Plowing Past Preponderance

Clearly, a sexual assault allegation demands more sensitivity than normal considerations about a candidate’s qualifications. Accordingly, the decision makers (i.e. the Senate and the President) should publicly state that a decision to not appoint the candidate is only based on the uncertainty of the situation; it is not a guilty verdict. But being sensitive to the candidate surely does not require making him a Supreme Court justice. [read more]

Trump’s Muslim Immigration Ban – Concerning but Likely Constitutional
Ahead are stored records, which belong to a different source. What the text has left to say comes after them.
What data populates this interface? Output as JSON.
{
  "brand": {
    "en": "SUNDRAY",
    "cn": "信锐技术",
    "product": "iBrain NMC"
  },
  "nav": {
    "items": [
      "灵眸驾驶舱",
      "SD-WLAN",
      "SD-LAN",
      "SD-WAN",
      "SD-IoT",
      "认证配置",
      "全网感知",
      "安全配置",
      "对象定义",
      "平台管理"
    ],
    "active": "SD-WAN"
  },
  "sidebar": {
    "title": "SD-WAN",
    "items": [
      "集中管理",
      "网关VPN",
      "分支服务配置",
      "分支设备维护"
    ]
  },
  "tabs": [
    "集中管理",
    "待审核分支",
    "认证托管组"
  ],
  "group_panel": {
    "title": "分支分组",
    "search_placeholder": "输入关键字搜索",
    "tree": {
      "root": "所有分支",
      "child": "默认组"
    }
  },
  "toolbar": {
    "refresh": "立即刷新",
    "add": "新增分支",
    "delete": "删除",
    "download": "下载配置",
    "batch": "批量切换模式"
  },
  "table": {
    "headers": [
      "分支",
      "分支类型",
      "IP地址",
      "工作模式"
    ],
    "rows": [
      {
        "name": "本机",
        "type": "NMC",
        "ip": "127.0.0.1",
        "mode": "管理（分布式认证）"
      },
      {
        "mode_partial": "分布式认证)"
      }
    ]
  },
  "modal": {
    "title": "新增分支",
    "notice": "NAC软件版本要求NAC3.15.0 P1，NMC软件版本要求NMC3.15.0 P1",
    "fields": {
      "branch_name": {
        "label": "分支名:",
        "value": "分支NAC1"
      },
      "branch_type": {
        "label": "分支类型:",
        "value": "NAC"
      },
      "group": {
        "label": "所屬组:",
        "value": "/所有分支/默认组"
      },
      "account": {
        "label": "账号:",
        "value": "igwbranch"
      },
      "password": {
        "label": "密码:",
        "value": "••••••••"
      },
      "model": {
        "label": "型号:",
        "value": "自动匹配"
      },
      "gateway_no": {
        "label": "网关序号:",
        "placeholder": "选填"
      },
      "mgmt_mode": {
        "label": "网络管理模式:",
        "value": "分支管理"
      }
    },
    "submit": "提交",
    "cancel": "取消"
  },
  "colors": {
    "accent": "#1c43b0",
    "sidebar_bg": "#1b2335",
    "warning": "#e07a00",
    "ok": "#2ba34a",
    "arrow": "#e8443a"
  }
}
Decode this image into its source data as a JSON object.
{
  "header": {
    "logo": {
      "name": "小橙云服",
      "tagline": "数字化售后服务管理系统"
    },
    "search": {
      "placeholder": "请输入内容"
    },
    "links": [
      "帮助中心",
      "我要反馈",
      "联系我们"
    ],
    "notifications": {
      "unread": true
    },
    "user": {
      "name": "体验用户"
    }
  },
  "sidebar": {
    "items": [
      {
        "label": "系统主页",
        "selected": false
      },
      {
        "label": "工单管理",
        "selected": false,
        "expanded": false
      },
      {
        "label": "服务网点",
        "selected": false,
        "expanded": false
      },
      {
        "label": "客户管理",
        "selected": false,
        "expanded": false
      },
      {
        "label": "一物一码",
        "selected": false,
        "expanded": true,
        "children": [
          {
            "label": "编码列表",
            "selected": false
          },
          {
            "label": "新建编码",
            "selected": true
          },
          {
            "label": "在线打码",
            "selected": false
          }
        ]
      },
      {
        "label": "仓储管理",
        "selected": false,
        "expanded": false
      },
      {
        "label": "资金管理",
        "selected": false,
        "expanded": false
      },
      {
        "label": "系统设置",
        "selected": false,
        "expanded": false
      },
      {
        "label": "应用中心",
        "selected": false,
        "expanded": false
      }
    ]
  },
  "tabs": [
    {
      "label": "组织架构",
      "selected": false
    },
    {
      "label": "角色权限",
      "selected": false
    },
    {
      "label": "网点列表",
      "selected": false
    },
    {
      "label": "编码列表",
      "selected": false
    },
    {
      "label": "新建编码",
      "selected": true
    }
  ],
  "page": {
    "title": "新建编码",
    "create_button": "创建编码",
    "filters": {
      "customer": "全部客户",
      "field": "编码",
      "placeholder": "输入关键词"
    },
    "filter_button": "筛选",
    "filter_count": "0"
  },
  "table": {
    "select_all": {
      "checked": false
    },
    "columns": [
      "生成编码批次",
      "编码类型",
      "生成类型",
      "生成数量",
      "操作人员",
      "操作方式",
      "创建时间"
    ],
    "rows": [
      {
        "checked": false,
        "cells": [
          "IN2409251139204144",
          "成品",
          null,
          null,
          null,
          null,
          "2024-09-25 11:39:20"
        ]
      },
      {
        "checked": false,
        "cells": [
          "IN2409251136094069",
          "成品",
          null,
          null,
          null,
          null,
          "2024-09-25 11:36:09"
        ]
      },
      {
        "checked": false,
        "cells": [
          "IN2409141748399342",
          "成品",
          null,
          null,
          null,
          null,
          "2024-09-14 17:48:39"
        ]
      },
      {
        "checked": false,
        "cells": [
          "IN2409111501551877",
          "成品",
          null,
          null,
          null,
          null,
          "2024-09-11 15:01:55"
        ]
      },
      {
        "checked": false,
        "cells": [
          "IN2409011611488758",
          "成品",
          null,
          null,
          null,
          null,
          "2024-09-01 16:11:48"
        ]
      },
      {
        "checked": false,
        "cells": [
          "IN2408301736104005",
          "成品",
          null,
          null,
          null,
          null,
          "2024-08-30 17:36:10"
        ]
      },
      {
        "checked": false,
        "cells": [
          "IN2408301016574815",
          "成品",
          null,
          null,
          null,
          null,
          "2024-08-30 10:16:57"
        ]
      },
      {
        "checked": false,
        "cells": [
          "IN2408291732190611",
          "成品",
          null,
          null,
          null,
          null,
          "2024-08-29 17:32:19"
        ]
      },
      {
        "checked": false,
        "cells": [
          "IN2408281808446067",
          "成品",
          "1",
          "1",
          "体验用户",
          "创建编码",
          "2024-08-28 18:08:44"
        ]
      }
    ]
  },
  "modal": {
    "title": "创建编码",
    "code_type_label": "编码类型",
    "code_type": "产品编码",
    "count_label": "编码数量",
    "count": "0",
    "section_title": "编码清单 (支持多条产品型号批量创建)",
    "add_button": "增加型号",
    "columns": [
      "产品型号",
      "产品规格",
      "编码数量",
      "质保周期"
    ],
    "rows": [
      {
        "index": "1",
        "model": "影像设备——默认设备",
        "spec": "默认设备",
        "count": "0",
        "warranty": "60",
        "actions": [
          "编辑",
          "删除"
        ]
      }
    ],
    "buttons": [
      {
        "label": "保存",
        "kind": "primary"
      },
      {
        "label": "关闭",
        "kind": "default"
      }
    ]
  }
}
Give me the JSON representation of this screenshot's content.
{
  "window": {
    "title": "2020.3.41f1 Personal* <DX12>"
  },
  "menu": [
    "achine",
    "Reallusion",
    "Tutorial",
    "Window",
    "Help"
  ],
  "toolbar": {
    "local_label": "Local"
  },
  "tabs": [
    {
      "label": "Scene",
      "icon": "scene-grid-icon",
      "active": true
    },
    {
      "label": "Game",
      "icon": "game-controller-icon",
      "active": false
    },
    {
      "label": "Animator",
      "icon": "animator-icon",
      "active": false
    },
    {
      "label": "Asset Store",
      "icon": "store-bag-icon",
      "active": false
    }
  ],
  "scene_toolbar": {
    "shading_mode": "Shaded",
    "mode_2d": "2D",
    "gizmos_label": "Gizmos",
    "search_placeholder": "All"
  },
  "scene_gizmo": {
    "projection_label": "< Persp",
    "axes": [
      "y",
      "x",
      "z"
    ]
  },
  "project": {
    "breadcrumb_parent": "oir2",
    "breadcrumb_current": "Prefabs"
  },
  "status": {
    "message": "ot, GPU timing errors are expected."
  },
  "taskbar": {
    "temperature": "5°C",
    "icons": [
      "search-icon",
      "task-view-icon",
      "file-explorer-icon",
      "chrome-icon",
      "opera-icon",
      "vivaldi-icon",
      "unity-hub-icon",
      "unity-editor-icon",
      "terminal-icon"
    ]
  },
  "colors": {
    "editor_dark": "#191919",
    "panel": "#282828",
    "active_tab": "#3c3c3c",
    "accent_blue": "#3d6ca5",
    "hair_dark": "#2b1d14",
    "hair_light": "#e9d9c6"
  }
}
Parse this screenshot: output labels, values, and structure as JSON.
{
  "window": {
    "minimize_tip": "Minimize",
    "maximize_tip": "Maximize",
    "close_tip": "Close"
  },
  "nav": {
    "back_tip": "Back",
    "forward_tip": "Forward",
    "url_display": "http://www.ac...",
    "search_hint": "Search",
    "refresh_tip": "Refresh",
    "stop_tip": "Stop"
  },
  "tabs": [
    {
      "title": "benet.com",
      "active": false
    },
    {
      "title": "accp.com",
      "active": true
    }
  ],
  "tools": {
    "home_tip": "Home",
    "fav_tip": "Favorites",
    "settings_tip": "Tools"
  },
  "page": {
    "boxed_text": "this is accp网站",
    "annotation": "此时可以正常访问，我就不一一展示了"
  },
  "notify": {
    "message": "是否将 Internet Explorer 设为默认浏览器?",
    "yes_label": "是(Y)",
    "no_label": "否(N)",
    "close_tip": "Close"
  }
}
President Trump has recently signed an executive order, titled “Protecting the Nation from Terrorist Attacks by Foreign Nationals,” that restricts visits and immigration from seven Muslim-majority countries: Iraq, Libya, Somalia, Sudan, Syria, Yemen, and Iran. Trump’s executive order has sparked widespread protest and backlash from Muslim support groups, and has routinely been characterized as “racist.” Some critics of the executive order argue that the immigration ban targeting solely Muslim-majority countries is unconstitutional. Current United States law and court cases, however, grant the President broad authority to restrict immigration from particular countries. In the decades following the ratification of the Constitution, the Supreme Court determined that the Legislative Branch and the Executive Branch had “plenary power”—absolute power— over issues concerning immigration. Since then, Congress has given away much of its shared plenary power over immigration to the Executive Branch. For example, Congress delegated to the Executive Branch the power to determine whether foreigners should be granted temporary protected status, whether a person is permitted to work in the United States, whether a person’s deportation should be deferred, and whether to grant a person permission to be in the United States when the person does not qualify for a visa. Despite the [read more]